‘Cycle superhighway’ work set to start as row escalates
CS11 scheme splits opinion as opponents prepare legal challenge
22 June, 2018 — By Tom Foot
An illustration of how the ‘cycle superhighway’ could look
WORK to create a new “cycle superhighway” will start next month despite a legal challenge to the scheme being filed by campaigners and Westminster Council, according to the Mayor of London.
On Tuesday City Hall said it plans to press ahead with ripping up the Swiss Cottage gyratory as part of its CS11 in July.
“They are plans we are sticking to”, said an officer, who described the legal challenge as “disgraceful” and “political posturing”.
The CS11 project aims to create a safe cycling route by removing the one-way system at Swiss Cottage and reducing traffic on the Outer Circle of Regent’s Park.
Resident groups in St John’s Wood have warned that traffic will be forced off Finchley Road into quiet back streets. There is also an ongoing row about whether entrance “gates” to Regent’s Park should be shut to road vehicles. Westminster Council said it has been left with “no choice” but to file a judicial review in the High Court.
It argues no work should start until the Regent’s Park gate dispute is resolved and it has received “assurances” about displaced traffic.
There have been two years of protests about CS11 from resident groups but the scheme is widely backed by cyclists and environmentalists.
A statement from the Conservative-run council added: “As [Transport for London] is starting to proceed with the Swiss Cottage section, without our support for the scheme as a whole, we have been left with no choice but to back our residents and to legally challenge the scheme.”
The council is backing the challenge put forward by lawyer Jessica Learmond-Criqui.
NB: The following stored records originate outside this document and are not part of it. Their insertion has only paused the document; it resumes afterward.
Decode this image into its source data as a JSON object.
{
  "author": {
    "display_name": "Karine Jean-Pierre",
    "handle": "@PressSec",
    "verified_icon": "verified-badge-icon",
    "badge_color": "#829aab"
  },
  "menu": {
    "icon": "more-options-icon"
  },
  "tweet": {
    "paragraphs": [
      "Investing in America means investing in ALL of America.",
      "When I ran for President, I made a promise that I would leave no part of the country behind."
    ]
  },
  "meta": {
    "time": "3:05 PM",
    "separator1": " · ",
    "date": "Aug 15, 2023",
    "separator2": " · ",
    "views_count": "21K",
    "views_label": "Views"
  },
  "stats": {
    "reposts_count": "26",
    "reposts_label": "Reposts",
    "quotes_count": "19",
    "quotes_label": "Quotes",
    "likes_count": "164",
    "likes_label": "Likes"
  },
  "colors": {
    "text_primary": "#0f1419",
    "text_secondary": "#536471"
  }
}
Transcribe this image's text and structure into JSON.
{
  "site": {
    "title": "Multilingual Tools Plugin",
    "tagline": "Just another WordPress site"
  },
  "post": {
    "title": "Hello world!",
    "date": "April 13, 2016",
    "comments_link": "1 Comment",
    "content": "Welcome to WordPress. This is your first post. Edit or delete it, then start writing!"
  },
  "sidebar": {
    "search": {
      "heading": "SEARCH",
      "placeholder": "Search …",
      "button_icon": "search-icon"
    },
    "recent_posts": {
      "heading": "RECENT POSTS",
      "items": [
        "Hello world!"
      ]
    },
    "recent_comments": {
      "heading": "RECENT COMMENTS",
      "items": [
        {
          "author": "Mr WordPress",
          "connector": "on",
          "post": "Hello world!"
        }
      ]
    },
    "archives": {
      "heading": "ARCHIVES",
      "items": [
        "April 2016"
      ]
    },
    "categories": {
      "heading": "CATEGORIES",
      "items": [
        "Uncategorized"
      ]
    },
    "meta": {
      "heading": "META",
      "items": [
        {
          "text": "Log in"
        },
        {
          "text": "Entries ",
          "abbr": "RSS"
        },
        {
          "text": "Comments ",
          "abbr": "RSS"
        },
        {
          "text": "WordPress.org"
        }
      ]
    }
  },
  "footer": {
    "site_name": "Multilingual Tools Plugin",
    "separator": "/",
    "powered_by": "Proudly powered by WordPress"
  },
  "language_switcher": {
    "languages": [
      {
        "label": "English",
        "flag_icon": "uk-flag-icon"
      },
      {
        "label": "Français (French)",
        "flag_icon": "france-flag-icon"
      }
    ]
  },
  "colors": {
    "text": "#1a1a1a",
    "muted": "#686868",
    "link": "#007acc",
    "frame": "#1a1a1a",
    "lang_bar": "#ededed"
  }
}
She had sent a “letter before action” to the Mayor of London and TfL.
Westminster Council said its challenge is based on “misleading assessments” about how the disruption will be handled and the benefits of the changes, and that there has been a failure to consider the Equality Act.
The council and TfL are at war after the local authority backed out of the mayor’s flagship Oxford Street pedestrianisation plan.
A joint statement from the London Cycling Campaign and Living Streets groups said: “By its actions, Westminster Council is putting people needlessly at risk of harm for purely political reasons. We urge it to put people’s safety first and stop attempting to wreck efforts to reduce the number of people killed or seriously injured on London’s roads.”
The Mayor’s Office said: “The fact that Westminster councillors are now trying to stop a new cycle route being built, just weeks after pulling the plug on Oxford Street improvements, is disgraceful. The idea that Westminster Council think they can hold the rest of London to ransom is totally unacceptable. Both of these schemes have significant public support.
“They will make a real difference to making London’s streets safer and cleaner and they shouldn’t be held up by petty political posturing.”